Entries from a dataset of interfaces →

^^^^^^^^^^^^^^^^

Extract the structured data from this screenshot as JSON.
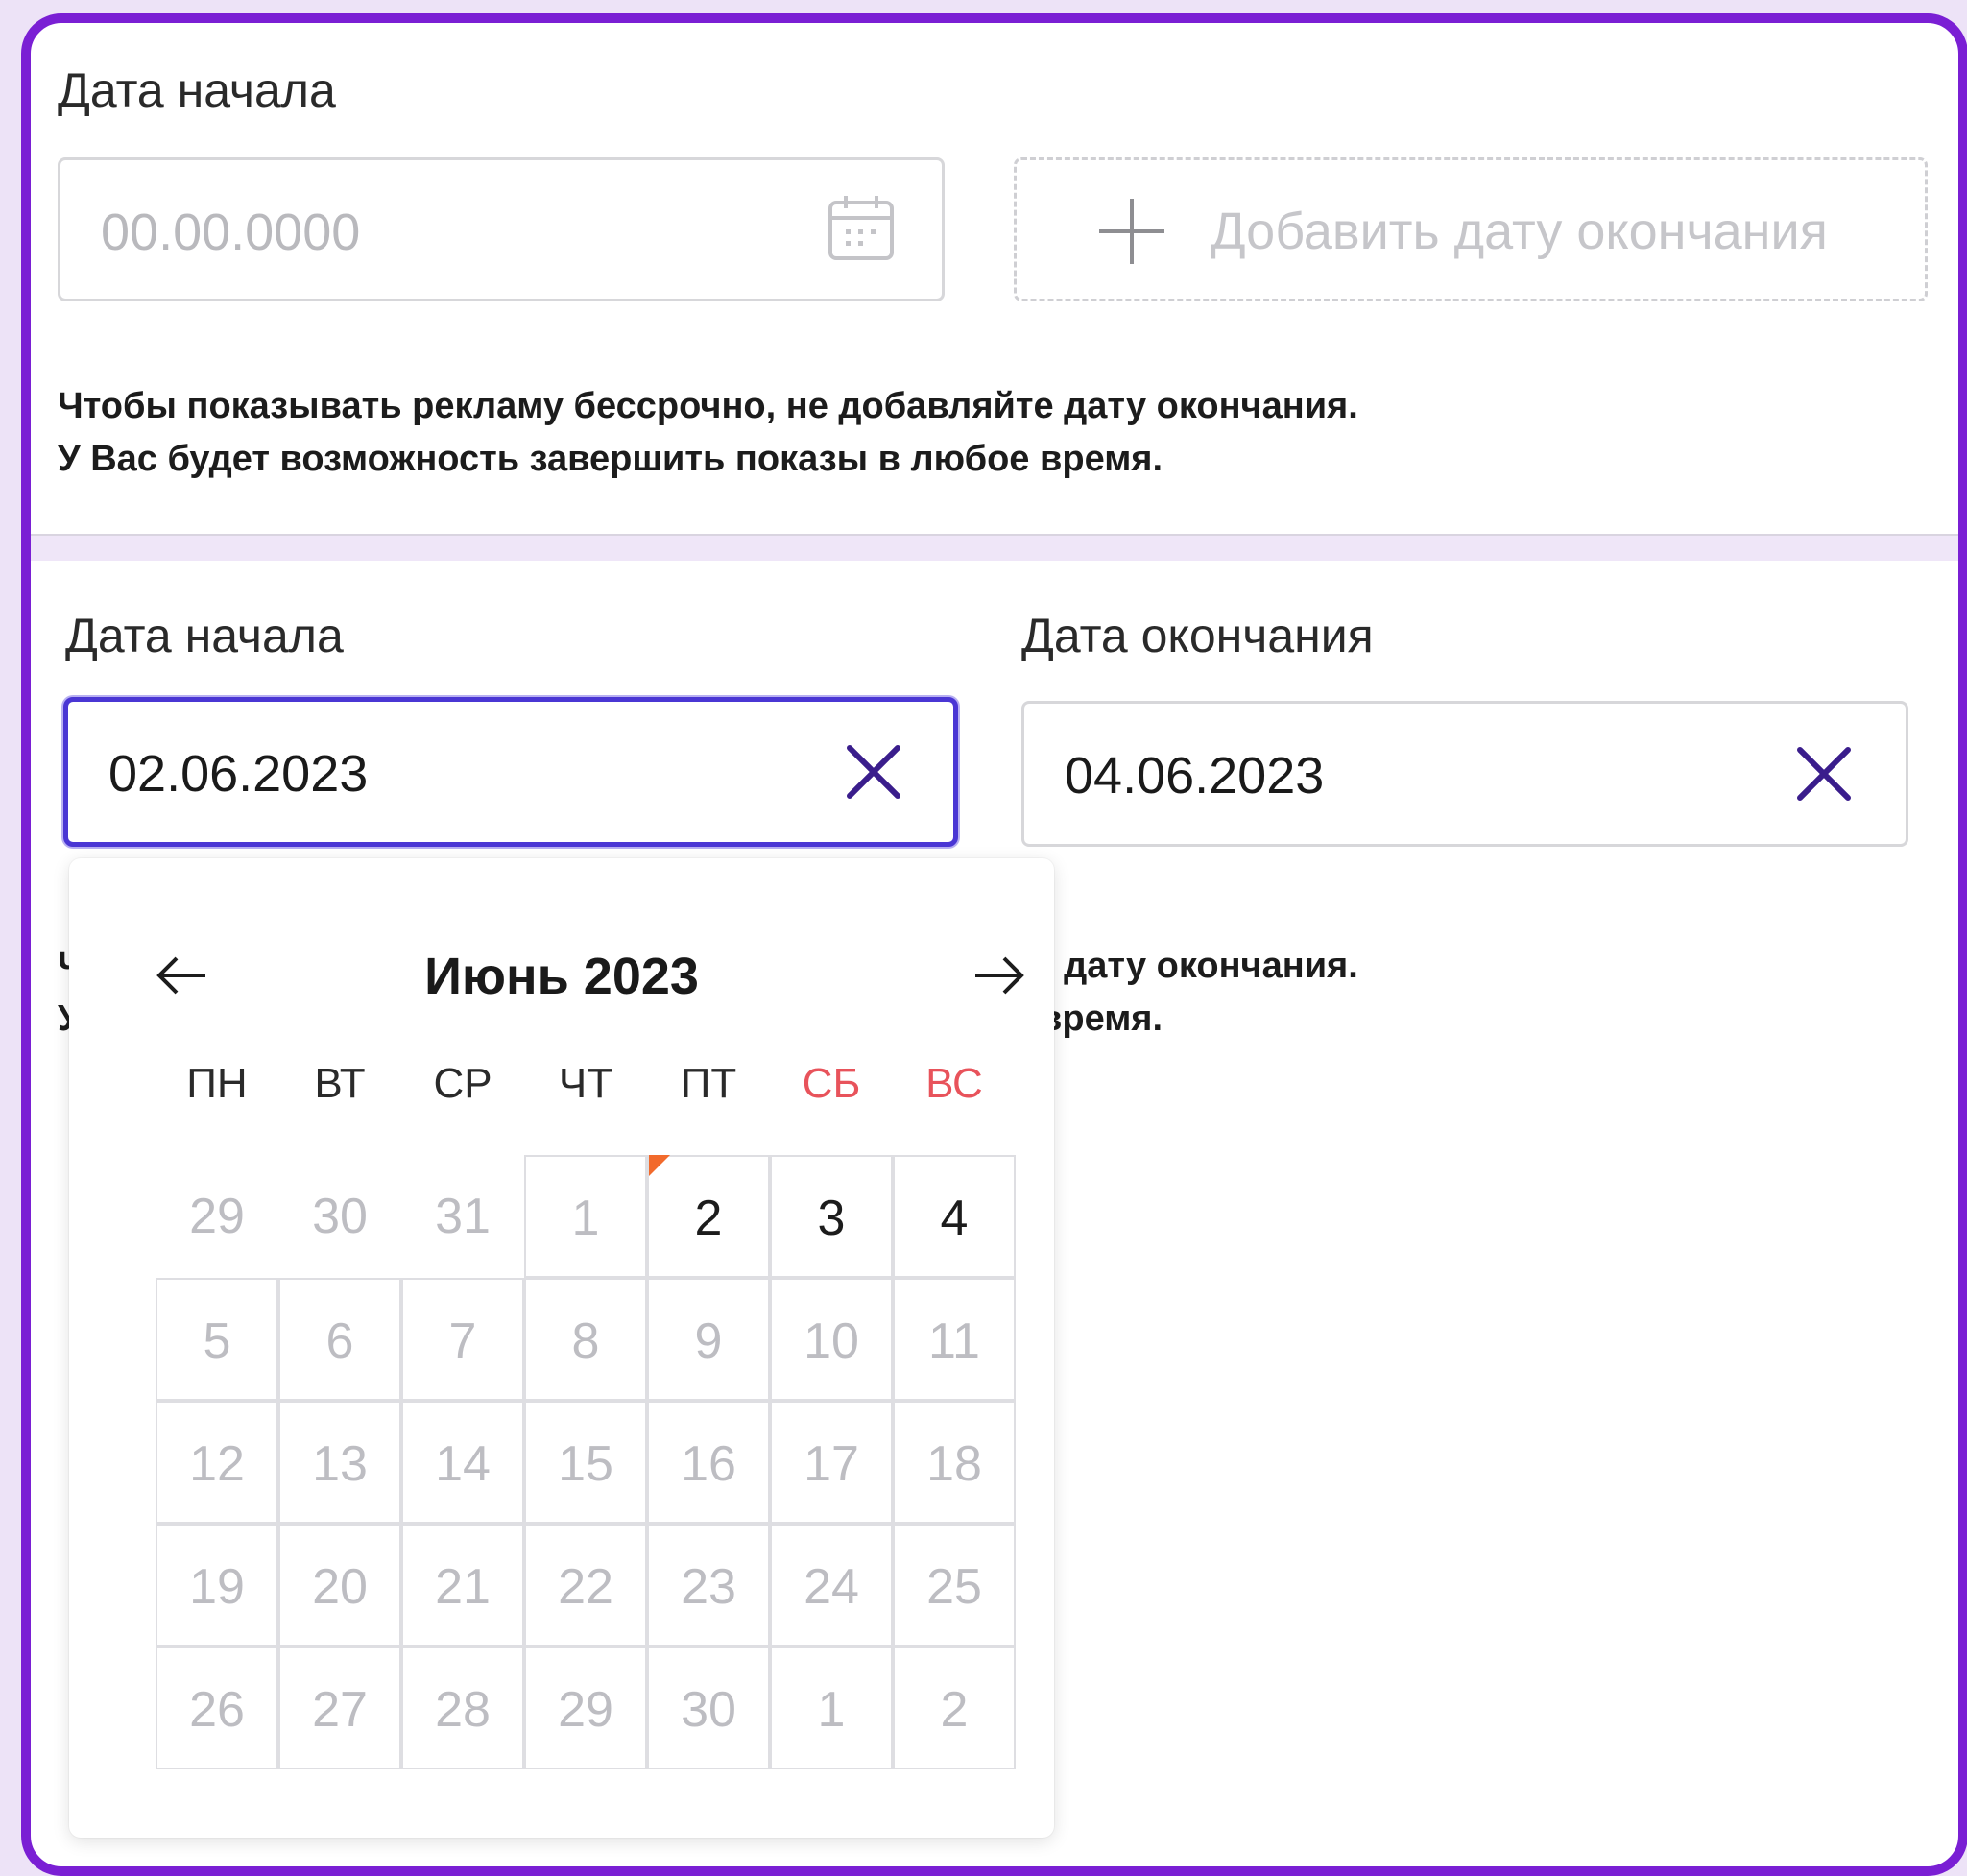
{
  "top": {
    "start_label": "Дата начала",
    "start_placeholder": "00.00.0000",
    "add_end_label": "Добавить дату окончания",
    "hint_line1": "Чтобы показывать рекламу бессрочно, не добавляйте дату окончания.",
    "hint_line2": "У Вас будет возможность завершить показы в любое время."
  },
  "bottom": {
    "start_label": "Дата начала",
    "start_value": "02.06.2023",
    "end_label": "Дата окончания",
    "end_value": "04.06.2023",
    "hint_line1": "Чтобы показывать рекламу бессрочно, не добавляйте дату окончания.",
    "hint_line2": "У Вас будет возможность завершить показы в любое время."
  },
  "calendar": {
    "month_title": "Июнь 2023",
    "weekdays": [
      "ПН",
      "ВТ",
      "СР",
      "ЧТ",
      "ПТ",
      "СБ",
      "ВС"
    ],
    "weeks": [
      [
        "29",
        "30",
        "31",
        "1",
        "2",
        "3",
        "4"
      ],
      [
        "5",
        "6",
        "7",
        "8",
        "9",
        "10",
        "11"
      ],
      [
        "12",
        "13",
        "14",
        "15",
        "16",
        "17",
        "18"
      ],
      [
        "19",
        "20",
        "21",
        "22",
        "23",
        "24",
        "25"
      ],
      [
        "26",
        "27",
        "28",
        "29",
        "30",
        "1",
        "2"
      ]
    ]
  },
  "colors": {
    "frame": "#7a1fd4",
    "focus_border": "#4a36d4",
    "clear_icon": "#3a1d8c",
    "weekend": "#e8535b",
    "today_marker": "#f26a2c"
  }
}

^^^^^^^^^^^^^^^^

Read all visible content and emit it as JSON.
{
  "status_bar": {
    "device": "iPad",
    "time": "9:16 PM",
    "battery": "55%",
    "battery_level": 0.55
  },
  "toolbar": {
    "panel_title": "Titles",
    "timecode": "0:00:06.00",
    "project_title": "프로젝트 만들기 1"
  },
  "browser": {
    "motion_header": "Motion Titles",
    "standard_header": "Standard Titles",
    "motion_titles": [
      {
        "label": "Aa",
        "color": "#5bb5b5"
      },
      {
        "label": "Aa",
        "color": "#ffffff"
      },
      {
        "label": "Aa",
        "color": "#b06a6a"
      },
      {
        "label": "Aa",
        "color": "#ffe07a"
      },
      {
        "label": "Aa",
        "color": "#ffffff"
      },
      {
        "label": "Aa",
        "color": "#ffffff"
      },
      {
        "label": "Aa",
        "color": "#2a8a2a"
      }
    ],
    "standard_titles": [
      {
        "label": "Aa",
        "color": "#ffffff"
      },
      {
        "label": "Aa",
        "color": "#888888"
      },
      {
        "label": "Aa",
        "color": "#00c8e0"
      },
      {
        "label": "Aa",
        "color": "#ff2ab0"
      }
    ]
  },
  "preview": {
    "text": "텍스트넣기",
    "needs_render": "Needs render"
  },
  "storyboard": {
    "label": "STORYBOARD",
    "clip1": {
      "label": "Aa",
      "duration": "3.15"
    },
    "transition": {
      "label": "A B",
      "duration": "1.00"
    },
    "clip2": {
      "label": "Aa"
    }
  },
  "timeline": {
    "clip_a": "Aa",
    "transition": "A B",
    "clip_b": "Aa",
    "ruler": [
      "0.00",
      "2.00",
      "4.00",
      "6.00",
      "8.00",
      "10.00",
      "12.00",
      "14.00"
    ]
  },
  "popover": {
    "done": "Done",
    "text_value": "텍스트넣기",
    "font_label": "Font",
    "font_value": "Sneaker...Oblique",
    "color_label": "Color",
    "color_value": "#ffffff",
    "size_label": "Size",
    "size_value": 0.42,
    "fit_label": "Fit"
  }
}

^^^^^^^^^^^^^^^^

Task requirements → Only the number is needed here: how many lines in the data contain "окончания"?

Solution to the problem → 4